The U.S. Department of Agriculture approved a Texas-sized plan to regulate hemp in the Lone Star State Jan. 27. By the end of this month, the Texas Department of Agriculture will begin accepting applications to grow the crop. Demand is expected to be high this year.
Montana agriculture officials have pushed through with getting federal approval on the state’s hemp production plan. But they will still operate the 2020 production season under the existing pilot rules, which expire Oct. 31.
The Ohio Department of Agriculture today will start accepting applications for its three-year licenses to grow and process hemp.
Hemp and cannabis plants do not produce nectar, but their pollen can keep bee populations happy and well-fed. Specifically, the study found that bees not only love the pollen from cannabis and hemp plants — they also can benefit from the plants’ abundance of pollen as a subsistence resource during times when local flora diversity has been stripped due to modern farming practices or a natural occurrence, such as drought. Bees are especially drawn to larger crop plots and taller plants, meaning industrial hemp carries the most benefits as an industry for the bees.
Washington State, Wyomingm the Otoe-Missouria Tribe, the Prairie Band Potawatomi Nation and the Santee Sioux Nation each had their plans approved—the latest in a series of approvals USDA has made since hemp was federally legalized under the 2018 Farm Bill.
BATON ROUGE, La. (AP) — Louisiana started handing out its first licenses to farmers to grow industrial hemp this month, after lawmakers legalized the crop in a bid to start a new agricultural industry in the state.
Hemp is technically legal in Texas, but proving that hemp is not cannabis can be a hurdle, requiring testing in a licensed laboratory. So, when a truck carrying thousands of pounds of hemp was recently detained by law enforcement near Amarillo, the driver spent weeks in jail awaiting confirmation that the cargo was legal.
The US Department of Agriculture (USDA) has announced the availability of a pilot hemp insurance programme through Multi-Peril Crop Insurance (MPCI), which is said to provide coverage against loss of yield because of insurable causes of loss for hemp grown for fibre, grain or Cannabidiol (CBD) oil.
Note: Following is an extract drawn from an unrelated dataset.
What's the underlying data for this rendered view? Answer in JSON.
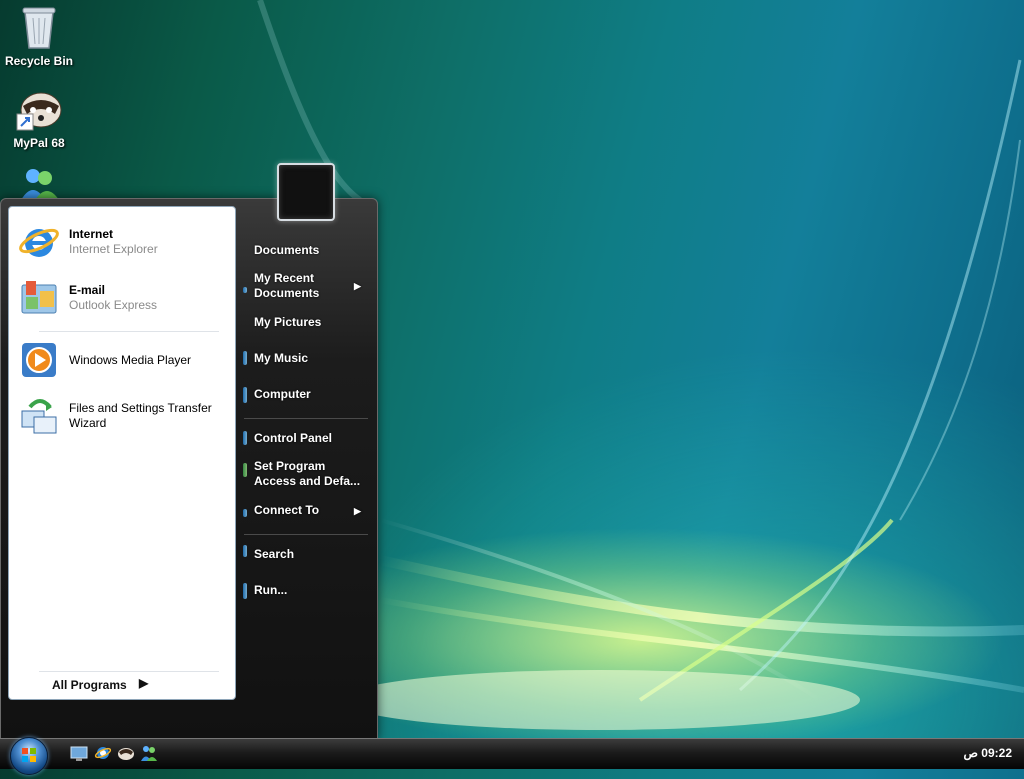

The USDA has also announced the availability of the Noninsured Crop Disaster Assistance Program (NAP), which looks to protect against losses associated with lower yields, destroyed crops or prevented planting where no permanent federal crop insurance programme is available.
It’s pretty amazing and world-changing, and as Jack Herer said: “I don’t know if Hemp is going to save the world but it’s the only thing that can”. If you are a policymaker and leader of your people, then you need to learn everything you can about the Hemp plant because Hemp is Hope for the future of Alaska and the World.
This is the latest in a series of approvals that USDA has doled out since the crop and its derivatives were federally legalized under the 2018 Farm Bill. Texas, Nebraska and Delaware—in addition to the Colorado River Indian Tribes, the Fort Belknap Indian Community, the Iowa Tribe of Kansas and Nebraska and the Yurok Tribe—each had their regulatory plans cleared.